As climate scientists our job is to provide — to the best of our ability — a clear description of how the Earth will change with increasing concentrations of greenhouse gases. Now I kind of thought that we had an understanding between climate scientists and policymakers. We study the problem, we build theories, we gather observations, we produce projections — you know, we do what scientists do. Then, policymakers — our politicians — would act on this information to craft legislation in the best interest of all of us. Scientists and politicians — hand in hand — each serving society in their own way.
As climate scientists, we are holding up our end of the bargain. We have been accumulating the evidence for global warming for 150 years now — yes, 150 years. The theory underpinning climate change has been verified, countless times, through laboratory measurements, observations in the atmosphere, ocean and ice systems, and through modeling simulations. It might be that climate change is the most interrogated theory in the history of science.
I have to look to the policymakers and ask — “What are you waiting for?”
The scientific evidence is unequivocal and compelling. We need to do something — we need to start today — in fact, we needed to get started decades ago — and we need to be committed to doing even more in the decades to come. The consequences of getting this wrong are irreversible. We only have one planet. We only have one chance to get this right.
All of our “public debate” and re-litigation of the settled science of climate change comes at real cost. It is keeping us from talking about issues that we actually need to discuss in the public square. What aspects of climate change don’t we fully understand? What are the risks — from environmental, to economic, to national security — that accompany the aspects of climate that we can’t yet predict?
Just because we understand the basic physics underpinning climate change science does not mean that we understand everything about climate change. Yes, we understand far more than enough to take action. But we don’t understand all of the consequences of a warming world. To be blunt, this should worry us all. We don’t — and likely never will — unravel all of its mysteries. And this is what is so addictive about science — as scientists we can be confident in our understanding of how a system will work — for example, that the Earth will warm with increasing levels of greenhouse gases — and still be humble in knowing (and, in fact, be excited in knowing) that we don’t comprehend all of the consequences.
The list of what we don’t know about climate change is long and important: Will warming waters in the Southern Ocean reach Antarctica and melt ice to produce rising sea levels well above our current estimates? How will the number and intensity of hurricanes in the tropical Atlantic change with a warming ocean? What will happen to all of the carbon trapped in the Arctic permafrost as it melts? And closer to home, will there be enough water in the Southwest to sustain us?
These are profound questions — whose answers will determine the course of history.
The decisions that we make today — the carbon that we emit today — will have consequences today and for many generations into the future. When we think about the choices we should make today, we need to know that is it not just about us — it is not just about today — but it is about our children, and their children and their children. Climate scientists will continue to serve you, to serve society and to serve our government through improved understanding of how our beautiful and complex Earth works and how it will change — but it is up to all of us to decide how to act on this knowledge.
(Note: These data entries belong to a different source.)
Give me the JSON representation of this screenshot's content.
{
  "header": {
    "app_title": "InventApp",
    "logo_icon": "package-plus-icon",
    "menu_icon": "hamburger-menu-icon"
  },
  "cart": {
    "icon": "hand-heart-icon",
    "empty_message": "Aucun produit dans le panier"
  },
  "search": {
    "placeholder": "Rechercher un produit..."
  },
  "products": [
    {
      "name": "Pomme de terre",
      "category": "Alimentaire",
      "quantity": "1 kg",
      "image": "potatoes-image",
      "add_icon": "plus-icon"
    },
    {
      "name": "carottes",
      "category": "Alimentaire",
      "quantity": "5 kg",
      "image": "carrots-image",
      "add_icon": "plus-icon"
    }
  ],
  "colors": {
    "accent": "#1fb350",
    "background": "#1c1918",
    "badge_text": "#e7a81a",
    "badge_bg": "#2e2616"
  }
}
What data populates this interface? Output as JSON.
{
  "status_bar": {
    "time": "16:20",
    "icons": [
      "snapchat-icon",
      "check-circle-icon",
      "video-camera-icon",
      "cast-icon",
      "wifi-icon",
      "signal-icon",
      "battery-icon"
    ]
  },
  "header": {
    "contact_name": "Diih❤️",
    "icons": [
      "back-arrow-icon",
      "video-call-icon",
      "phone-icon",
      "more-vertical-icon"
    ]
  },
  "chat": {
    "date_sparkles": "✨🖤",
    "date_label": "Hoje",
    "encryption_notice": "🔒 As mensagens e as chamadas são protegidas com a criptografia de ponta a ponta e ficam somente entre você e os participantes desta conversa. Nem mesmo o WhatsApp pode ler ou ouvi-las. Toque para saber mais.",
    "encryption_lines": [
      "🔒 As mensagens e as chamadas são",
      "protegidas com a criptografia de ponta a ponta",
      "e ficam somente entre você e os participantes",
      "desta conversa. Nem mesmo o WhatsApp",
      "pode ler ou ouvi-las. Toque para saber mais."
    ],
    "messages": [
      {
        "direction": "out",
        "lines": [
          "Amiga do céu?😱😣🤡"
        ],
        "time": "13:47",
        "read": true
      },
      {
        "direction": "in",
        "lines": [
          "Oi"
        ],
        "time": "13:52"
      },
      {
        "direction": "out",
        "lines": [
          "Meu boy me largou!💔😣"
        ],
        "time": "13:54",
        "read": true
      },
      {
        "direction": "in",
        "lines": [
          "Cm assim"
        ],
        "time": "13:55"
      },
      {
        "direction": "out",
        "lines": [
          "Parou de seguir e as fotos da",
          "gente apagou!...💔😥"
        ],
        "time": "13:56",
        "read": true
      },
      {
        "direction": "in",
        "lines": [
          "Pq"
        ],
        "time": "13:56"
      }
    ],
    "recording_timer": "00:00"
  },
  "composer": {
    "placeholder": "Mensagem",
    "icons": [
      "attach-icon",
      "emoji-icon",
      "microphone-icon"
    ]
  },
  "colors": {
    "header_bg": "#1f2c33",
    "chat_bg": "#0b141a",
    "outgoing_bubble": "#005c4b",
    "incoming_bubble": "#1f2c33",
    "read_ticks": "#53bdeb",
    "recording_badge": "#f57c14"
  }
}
So what can each of us do today? Actually, it is pretty simple. If you are still in school, consider science and engineering as a career — we need all of the help we can get! For the all of us — engage, get involved. Just like you are doing on Earth Day, continue to participate. Get to know your elected officials — across the city, state and federal government. Set up a meeting with them. When you sit down with them, look them in the eye, then politely but sternly ask them — “So what are you waiting for?”
Todd Ringler found his way into science through aerospace engineering. His did his graduate work in the role of mountain ranges like the Rockies in controlling the climate of the atmosphere. Over the the last decade he has been pioneering a new approach in climate modeling that bridges from global climate change to regional climate impacts. He, along with a few hundred scientists from across the nation, are focused on predicting the likelihood of rapid sea-level rise and its impacts on coastal communities.